(Votes count 519)

(Rating average 2,97)

carteles checos
Gijon International Film Festival, in the framework of the events celebrating its 50th anniversary and together with the Czech Centre, presents at the Centro Cultural Antiguo Instituto the exhibit Czech Film Posters consisting of thirty posters, those devoted to Spanish films.
Czech movie posters are considered to be one of the most important artistic events of applied arts in Europe. A unique sensibility that has challenged for three decades the conventions prevailing in the rest of Europe. Czech artists used their own resources when creating the posters advertising the releases in local movie theatres.

Posters were usually made using the traditional expression tools (pictures of the cast, big titles, illustrative or descriptive art, frames from the film, etc) coming from Hollywood. For over thirty years (1959-1989) in Czechoslovakia renowned graphic artists created works where they did not hesitate to experiment and work with modern expression tools. Creators used such techniques as collage, photomontage, extractions, assembling. They were inspired by informal art, pop art and modern photography. They were also quite inventive when using typography in titles. They glued and set in different layers, one atop the other, the letters and pictures cut from books, magazines, anatomy atlas or maps. In their works they took advantage and used their experience in graphic arts and book illustration.

For many, working on movie posters was the only way to make a living. There was no art market, it was difficult to set up an exhibit and movie posters became gradually the main way of presenting their works to the audience. Creators had no limitation as to what the poster could be like, so, to a certain extent, they had great freedom to create it.

The situation became certainly more complicated in the 70's and 80's, but censorship intervened only in ideological aspects. Posters could not include, for example, flags of the Western countries or skulls, but censors were not interested in the expressive elements. Plastic artists had, hence and except for some small restrictions, their hands free when creating the posters. Often graphic sheets comparable to the authors' free creation came to light. That's how this unique trend in plastic arts in the world and called Czechoslovak movie poster came to be.

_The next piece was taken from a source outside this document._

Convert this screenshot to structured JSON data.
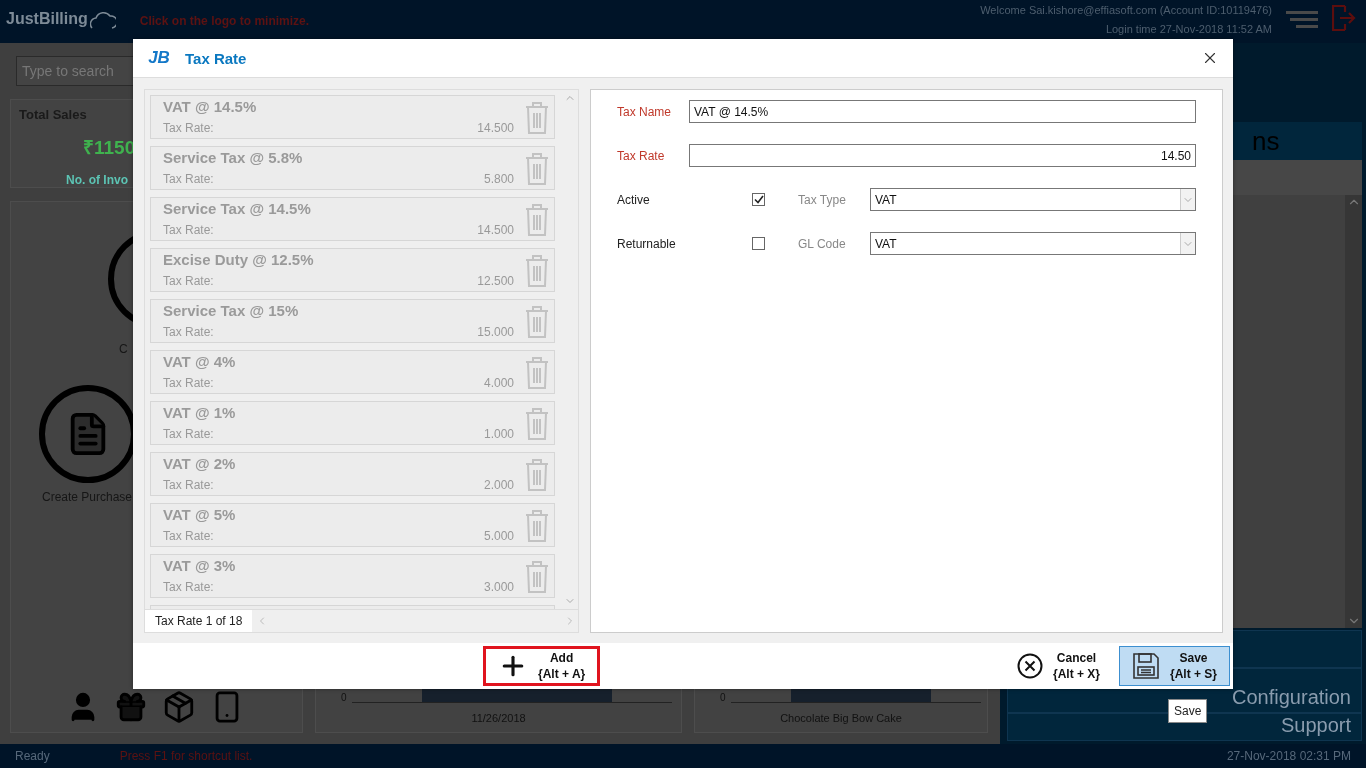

Some of the films whose posters are exhibited are The Exterminating Angel (1963) by Luis Buñuel, Carmen (1985) de Carlos Saura, El abuelo tiene un plan (1975) de Pedro Lazaga, La regenta (1976) by Gonzalo Suárez and The Power of Desire (1977) by Juan Antonio Bardem, among others.